If the chipped tooth is a child's primary (baby) tooth rather than a permanent (adult) tooth, the treatment will be similar.
However, a blow to a tooth can cause damage to the pulp — the living tissue within the tooth, which can become infected and die. If the damage to a primary tooth is too extensive it may be better to remove it to avoid damage to an underlying and developing permanent tooth. A place-holding appliance called a space maintainer may be used. If it is a permanent tooth it may need root canal treatment.
If a tooth is not chipped but is loosened or tender to the touch, it may require temporary stabilization, called splinting, until it has healed. Sometimes no treatment is required. If there has been a fracture to the tooth's root (the part below the gum line) it may heal by itself, or it may require further treatment especially if it is a permanent tooth, depending on the individual situation.
It is important to evaluate teeth that have been hit or damaged as a result of injury to ensure that they remain healthy and functional. We will keep track of the tooth or teeth, with observation, x-rays when necessary and monitoring over time to make sure no permanent damage has been done.

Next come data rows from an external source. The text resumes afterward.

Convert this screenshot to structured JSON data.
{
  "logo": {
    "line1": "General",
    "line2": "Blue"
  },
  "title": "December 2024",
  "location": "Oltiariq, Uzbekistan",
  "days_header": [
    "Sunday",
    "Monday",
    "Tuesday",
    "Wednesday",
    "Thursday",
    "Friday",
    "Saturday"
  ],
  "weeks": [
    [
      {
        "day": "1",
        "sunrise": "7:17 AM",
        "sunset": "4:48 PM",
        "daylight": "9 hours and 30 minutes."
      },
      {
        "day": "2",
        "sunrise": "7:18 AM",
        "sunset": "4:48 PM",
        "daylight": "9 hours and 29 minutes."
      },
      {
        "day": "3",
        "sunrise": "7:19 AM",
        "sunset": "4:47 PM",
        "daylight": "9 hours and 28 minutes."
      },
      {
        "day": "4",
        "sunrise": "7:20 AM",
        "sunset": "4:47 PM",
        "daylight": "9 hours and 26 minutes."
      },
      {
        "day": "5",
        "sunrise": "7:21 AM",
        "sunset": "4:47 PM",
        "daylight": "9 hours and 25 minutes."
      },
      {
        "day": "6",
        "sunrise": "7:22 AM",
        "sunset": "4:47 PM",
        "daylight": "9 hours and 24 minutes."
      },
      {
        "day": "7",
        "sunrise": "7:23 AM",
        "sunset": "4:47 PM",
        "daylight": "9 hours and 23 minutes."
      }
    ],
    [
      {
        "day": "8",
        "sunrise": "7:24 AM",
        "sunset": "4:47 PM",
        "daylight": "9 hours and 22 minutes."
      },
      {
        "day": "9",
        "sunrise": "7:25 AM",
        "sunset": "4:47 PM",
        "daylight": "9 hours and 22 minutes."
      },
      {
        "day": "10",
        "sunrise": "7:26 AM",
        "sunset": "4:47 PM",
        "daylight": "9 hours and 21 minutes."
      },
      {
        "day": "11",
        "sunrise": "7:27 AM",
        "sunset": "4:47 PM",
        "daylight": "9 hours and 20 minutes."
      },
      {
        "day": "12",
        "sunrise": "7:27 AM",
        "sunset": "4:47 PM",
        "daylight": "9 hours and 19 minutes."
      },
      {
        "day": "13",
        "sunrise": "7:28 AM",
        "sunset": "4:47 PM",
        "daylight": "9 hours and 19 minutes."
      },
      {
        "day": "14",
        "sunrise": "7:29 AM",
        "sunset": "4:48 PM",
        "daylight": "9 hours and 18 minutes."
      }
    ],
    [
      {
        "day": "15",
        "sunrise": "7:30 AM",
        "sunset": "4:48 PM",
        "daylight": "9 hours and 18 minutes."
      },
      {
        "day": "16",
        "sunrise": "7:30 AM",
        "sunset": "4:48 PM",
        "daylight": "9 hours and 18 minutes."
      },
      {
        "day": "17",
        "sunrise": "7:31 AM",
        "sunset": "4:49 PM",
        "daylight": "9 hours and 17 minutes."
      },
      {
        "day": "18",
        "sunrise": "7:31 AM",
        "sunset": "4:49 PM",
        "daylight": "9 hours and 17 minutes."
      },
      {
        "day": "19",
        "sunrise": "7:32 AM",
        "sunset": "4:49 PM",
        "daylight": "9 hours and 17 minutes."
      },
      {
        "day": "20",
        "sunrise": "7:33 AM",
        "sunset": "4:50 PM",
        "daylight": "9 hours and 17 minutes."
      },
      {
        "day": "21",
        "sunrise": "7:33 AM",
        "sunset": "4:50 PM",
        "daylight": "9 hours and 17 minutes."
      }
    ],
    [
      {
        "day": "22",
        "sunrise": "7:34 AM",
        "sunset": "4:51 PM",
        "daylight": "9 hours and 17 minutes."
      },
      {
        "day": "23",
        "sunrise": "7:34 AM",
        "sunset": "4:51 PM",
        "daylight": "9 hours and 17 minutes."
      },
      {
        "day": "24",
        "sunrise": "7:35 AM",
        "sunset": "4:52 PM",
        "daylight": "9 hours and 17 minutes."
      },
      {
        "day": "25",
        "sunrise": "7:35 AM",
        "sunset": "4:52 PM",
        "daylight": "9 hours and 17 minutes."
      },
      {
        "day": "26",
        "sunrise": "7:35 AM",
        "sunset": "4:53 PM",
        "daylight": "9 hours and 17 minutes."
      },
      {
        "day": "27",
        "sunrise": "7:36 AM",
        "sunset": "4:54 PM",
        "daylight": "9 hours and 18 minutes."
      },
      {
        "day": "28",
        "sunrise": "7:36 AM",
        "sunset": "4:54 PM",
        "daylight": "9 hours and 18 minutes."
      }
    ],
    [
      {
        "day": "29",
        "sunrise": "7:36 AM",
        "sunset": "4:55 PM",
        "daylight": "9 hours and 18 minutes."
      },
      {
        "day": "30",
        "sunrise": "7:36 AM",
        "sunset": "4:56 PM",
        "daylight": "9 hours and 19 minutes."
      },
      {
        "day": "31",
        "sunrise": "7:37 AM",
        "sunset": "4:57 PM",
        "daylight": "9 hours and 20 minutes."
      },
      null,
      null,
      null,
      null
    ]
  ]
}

Contact us today to schedule an appointment or to discuss your questions about repairing a chipped tooth. You can also learn more by reading the Dear Doctor magazine article “The Field-Side Guide to Dental Injuries.”